Climate Dynamics and Variability
SoMAS has active research programs directed toward advancing the scientific community’s understanding of climate variability and predictability from subseasonal to decadal time scales, from ocean to atmosphere, and from regional scale to large-scale. A variety of observational, theoretical, and modeling strategies are used to explore the dynamics of weather and climate, towards improved understanding and predictions.
Global and regional climate variability and change
We study variabilities in the ocean-atmospheric systems from regional to global scale including atmospheric and oceanic circulation systems, ocean-atmosphere interaction (e.g., El Nino-Southern Oscillation), extreme events (e.g., storm track, hurricane) in response to the changing climate. We also study the climate of specific regions (e.g., rainfall in California, tropical storms affecting New York State) and determine how a variety of models best describe those regional climate fluctuations and their long-term trend.
Tropical meteorology encompasses a diverse set of weather and climate processes occurring in the low latitudes, roughly between 30° north and south latitude. The weather and climate of the tropics involve phenomena such as trade winds, hurricanes, intertropical convergence zones, jet streams, monsoons, El Nino, and tropical intraseasonal oscillation (e.g., Madden Julian Oscillation). At SoMAS, we study these phenomena using observation and numerical models, and develop models to perform diagnostic studies and predict future changes.
Deep convection in the tropics evolves together with the global atmospheric circulation through atmospheric teleconnection. At SoMAS, we study how the tropical subseasonal to decadal climate variability impacts on the extratropical phenomena such as change of the Hadley circulation and mid-latitude jet, tropical circulation and storm track, ENSO-atmospheric river, and so on.

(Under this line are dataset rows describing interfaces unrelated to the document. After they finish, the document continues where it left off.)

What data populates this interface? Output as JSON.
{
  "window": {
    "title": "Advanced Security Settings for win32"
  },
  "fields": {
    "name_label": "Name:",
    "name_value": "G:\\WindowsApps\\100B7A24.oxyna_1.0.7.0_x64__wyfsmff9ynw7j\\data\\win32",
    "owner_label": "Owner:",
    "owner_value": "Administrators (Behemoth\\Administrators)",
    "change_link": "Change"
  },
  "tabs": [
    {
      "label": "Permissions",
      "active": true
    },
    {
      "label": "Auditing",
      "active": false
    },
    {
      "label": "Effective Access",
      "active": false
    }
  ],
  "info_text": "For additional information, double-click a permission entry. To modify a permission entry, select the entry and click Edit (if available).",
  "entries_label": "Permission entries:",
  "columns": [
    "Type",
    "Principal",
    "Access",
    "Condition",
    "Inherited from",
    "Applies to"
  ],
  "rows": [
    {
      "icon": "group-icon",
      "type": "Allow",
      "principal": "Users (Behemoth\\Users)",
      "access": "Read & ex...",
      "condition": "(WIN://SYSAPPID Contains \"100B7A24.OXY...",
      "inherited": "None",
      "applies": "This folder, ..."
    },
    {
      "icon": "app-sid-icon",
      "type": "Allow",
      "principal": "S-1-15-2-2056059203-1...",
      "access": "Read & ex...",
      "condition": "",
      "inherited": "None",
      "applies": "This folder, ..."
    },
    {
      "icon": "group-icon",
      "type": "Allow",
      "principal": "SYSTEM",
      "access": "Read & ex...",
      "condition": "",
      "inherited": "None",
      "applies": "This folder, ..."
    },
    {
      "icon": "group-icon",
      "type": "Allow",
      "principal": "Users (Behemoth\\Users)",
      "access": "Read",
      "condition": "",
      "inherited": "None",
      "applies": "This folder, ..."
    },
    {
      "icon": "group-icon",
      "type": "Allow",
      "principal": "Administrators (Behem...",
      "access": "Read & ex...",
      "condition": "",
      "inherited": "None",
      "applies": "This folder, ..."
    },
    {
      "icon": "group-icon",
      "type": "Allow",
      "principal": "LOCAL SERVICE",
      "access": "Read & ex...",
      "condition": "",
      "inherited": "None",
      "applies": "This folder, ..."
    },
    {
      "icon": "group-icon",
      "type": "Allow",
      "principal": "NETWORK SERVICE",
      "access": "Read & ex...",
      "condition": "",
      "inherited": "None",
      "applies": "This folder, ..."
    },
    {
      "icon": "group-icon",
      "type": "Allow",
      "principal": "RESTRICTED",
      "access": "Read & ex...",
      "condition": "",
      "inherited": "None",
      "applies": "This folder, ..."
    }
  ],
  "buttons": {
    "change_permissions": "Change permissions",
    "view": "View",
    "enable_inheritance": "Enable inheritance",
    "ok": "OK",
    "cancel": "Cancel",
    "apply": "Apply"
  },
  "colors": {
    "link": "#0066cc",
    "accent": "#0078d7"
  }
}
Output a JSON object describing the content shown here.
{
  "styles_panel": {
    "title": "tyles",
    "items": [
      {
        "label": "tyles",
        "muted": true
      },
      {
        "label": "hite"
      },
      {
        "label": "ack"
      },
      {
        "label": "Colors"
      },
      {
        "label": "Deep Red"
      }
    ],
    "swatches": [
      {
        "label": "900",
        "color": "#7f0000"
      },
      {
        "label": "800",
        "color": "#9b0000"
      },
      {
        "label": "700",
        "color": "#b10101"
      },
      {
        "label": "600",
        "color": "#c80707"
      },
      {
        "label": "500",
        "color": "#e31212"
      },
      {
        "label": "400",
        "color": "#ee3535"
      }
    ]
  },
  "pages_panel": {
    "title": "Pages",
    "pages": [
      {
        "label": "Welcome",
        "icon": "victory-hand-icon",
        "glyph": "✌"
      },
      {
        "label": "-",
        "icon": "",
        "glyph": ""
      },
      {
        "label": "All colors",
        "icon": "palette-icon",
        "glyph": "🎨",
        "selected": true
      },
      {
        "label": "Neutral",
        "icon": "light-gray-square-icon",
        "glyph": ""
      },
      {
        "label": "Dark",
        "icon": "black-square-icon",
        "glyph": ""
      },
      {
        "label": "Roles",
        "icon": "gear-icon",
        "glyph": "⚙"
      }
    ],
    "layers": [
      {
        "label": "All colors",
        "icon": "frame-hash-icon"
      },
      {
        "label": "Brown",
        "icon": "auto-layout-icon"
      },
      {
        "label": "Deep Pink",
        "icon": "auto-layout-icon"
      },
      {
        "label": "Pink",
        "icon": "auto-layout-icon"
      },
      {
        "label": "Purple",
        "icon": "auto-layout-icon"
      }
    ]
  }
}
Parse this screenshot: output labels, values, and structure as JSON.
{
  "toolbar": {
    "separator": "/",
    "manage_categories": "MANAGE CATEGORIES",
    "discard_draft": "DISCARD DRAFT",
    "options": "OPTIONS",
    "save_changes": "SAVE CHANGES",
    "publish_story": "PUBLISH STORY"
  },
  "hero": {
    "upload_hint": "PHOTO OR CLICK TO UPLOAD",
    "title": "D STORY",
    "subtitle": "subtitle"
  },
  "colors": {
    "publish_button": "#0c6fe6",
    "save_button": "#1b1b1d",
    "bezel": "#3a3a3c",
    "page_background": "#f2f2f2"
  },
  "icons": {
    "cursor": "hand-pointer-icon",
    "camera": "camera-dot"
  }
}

Climate prediction is a probabilistic statement about the future climate conditions on time scales ranging from weeks to decades and helps for longer-term decisions and early warning of potential hazards. At SoMAS, we study on the predictability of phenomena from tropics to extratropics on global to regional scale (e.g., storm track, hurricane, MJO, ENSO). We assess the predictability and predictions from various numerical model output and develop statistical approaches to improve the climate prediction.
Ocean circulation and modeling
The ocean stores heat and redistributes them via the large-scale circulation which affect and is affected by climate change through various feedback mechanisms. At SoMAS, we study the effect of ocean circulation on climate, large-scale ocean circulation, mesoscale eddies, and ocean modeling